Adding a rail to your Henry Big Boy is a great way to upgrade your rifle. A rifle scope or a red dot can make a huge difference in the function of your rifle. This is the best way to accomplish this with the Big Boy.
A leather wrap kit is a great way to enhance the aesthetics of your Henry Big Boy. Quality leather is made to go with a quality firearm. The American Walnut and blued steel of your Henry Big Boy look great when combined with the quality leather wraps from LeverWrap.
There are some benefits to having a large loop lever. While large loop levers are a personal preference to some extent, large loop levers are ideal for those with large hands when using gloves in the wintertime, and for those who prefer enhanced western styling.
One of the areas where I think you could improve the Henry Big Boy’s function is the sights. Fiber optic sights would help to bring the lever-action rifle into the 21st century, even if it means losing a bit of the 19th-century romance.
Make sure you research which available HIVIZ sights fit your specific Henry rifle.
The Winchester Model 1892 carbine carries the Winchester name. One of the pioneering companies in lever-action rifle production during the 19th century, Winchester is still manufacturing quality rifles. The Winchester 1892 is the original rifle, after all, that the Rossi R92 is based upon.
Chiappa makes several replica lever-action rifles that are designed to mimic the classic designs of the 19th century and, at the same time, benefit from firearms-building technology. If you want to get a rifle that is high quality from a high-quality manufacturer, then the Chiappa 1892 is another rifle you should consider.
The Rossi R92 is an excellent lever action at a very affordable price. In a market where you have to compete with iconic names like Marlin, Winchester, and Henry, Rossi has set itself apart by providing a quality product at a budget-friendly price point.
Definitely check out Rossi’s offering if you are in the market for a lever action rifle. I even put together an R92 review if you want more info.

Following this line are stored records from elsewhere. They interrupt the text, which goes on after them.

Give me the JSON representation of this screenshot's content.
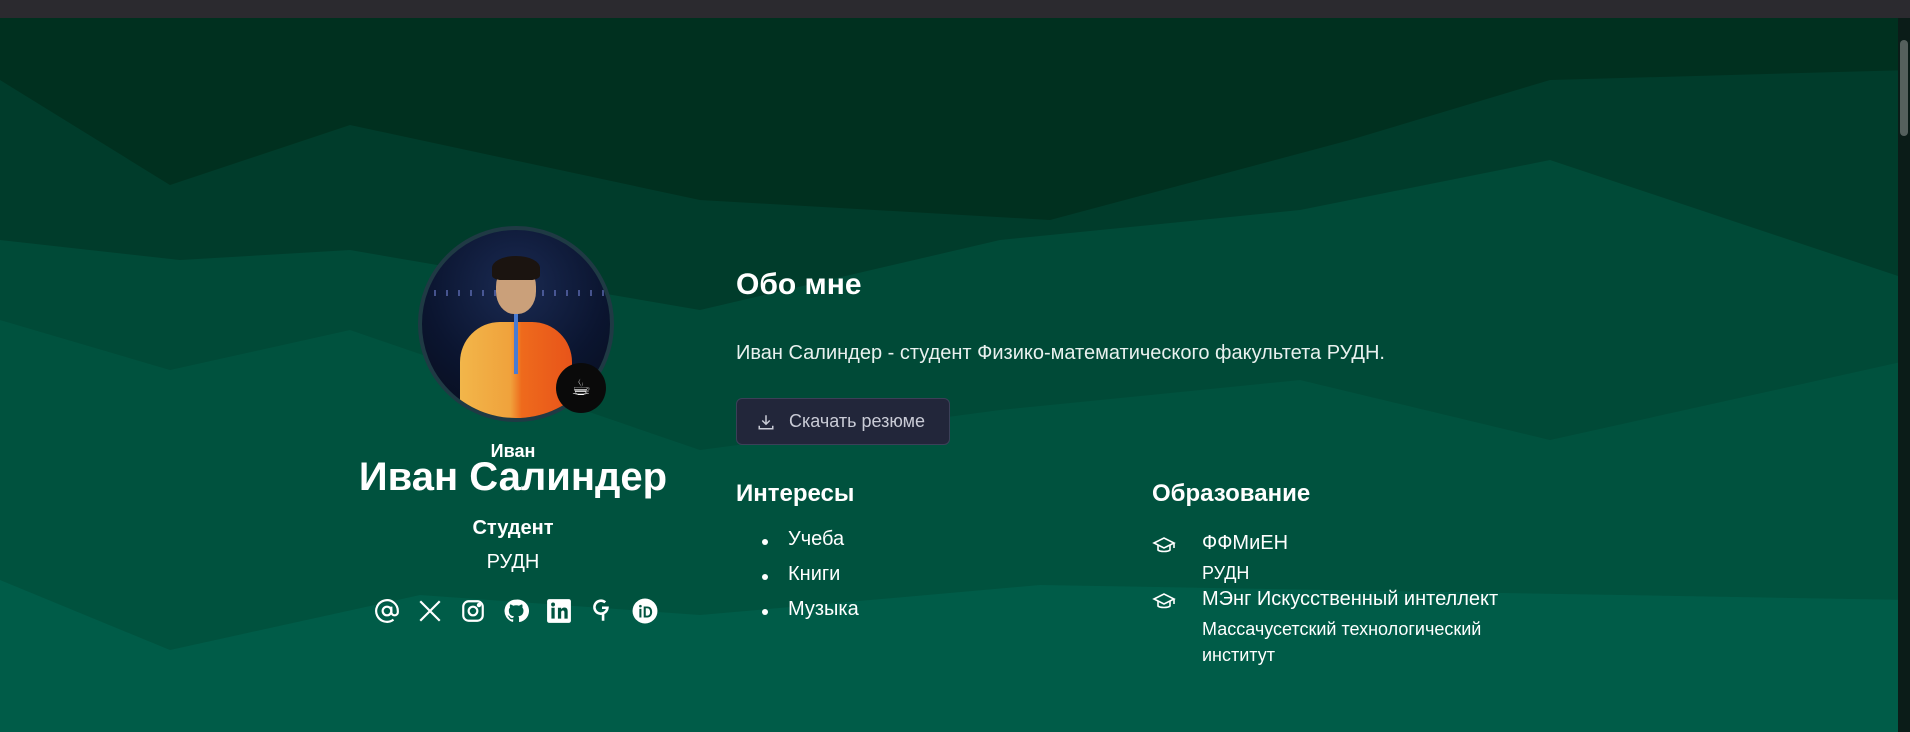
{
  "profile": {
    "nickname": "Иван",
    "name": "Иван Салиндер",
    "role": "Студент",
    "organization": "РУДН",
    "status_icon": "coffee-icon",
    "avatar": "profile-photo",
    "socials": [
      {
        "name": "email-icon"
      },
      {
        "name": "x-twitter-icon"
      },
      {
        "name": "instagram-icon"
      },
      {
        "name": "github-icon"
      },
      {
        "name": "linkedin-icon"
      },
      {
        "name": "google-scholar-icon"
      },
      {
        "name": "orcid-icon"
      }
    ]
  },
  "about": {
    "title": "Обо мне",
    "text": "Иван Салиндер - студент Физико-математического факультета РУДН.",
    "resume_button": "Скачать резюме"
  },
  "interests": {
    "title": "Интересы",
    "items": [
      "Учеба",
      "Книги",
      "Музыка"
    ]
  },
  "education": {
    "title": "Образование",
    "items": [
      {
        "degree": "ФФМиЕН",
        "institution": "РУДН"
      },
      {
        "degree": "МЭнг Искусственный интеллект",
        "institution": "Массачусетский технологический институт"
      }
    ]
  },
  "colors": {
    "background": "#00533f",
    "background_dark": "#00321f",
    "button_bg": "#22263a",
    "text": "#ffffff"
  }
}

The Henry Big Boy is an eye-catcher. The blued steel receiver and barrel, also available with a brass receiver, coupled with the American Walnut stock, stands out on any gun rack. The quality of Henry’s manufacturing is well known. This, combined with the good ergonomics of the rifle, makes the Henry Big Boy Steel a rifle to get your hands on.
The shooting performance of the Henry Big Boy is nothing to scoff at, either. The rifle can shoot both .357 magnum and .38 special. A smooth action and quality trigger make the Henry Big Boy a solid package. While I experienced issues with jamming when using the Henry, it is not indicative of all Big Boy rifles and should not be a factor keeping you from grabbing a Big Boy if it fits your needs.
Overall, I recommend the Henry Big Boy. This rifle is functional and ready for hard use.